The less than par acting and comic relief seem to all fit into the genre niche aspect. While it's a bit frustrating with so many other great things going on here, it fits. They're stereotypes of the genre that have been accepted and are loved along with the rest of the film.
The two finest scenes in my mind are 1) A sequence early on in the film where we see Mrs. Edwards pull out and hold close a Ranger's uniform when the the newly arrived Ethan, Mr. Edwards, and Marty are hired to go out look for some cows the Comanches released. There is so much emotion, so much meaning, so many unsaid things (danger, sadness, love, etc.) in a scene with no dialogue and the quiet movement of the camera allows us to take this all in. It's heartbreaking. AND 2) The iconic last shot where the doorway motif's final use shows the door close on Ethan as he walks away from Debbie, Marty and the Jorgensens inside their house. Their new era has begun, but he doesn't really have a new era to begin. Searching for Debbie was just another chapter in his life and he's on to find his next one. He never settles.

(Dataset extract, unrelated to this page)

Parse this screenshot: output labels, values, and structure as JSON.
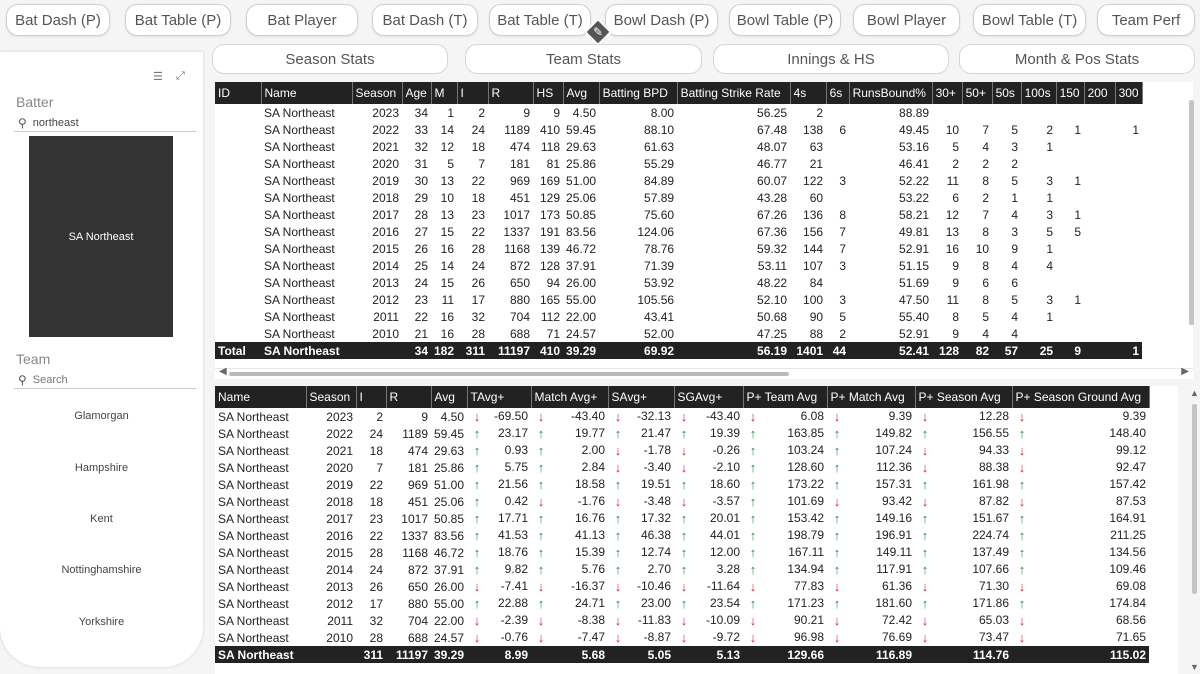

While I don't love it (more often than not when it comes to Westerns), not even close, it's an undeniable film. Probably Ford's theoretical best in a long line of great films.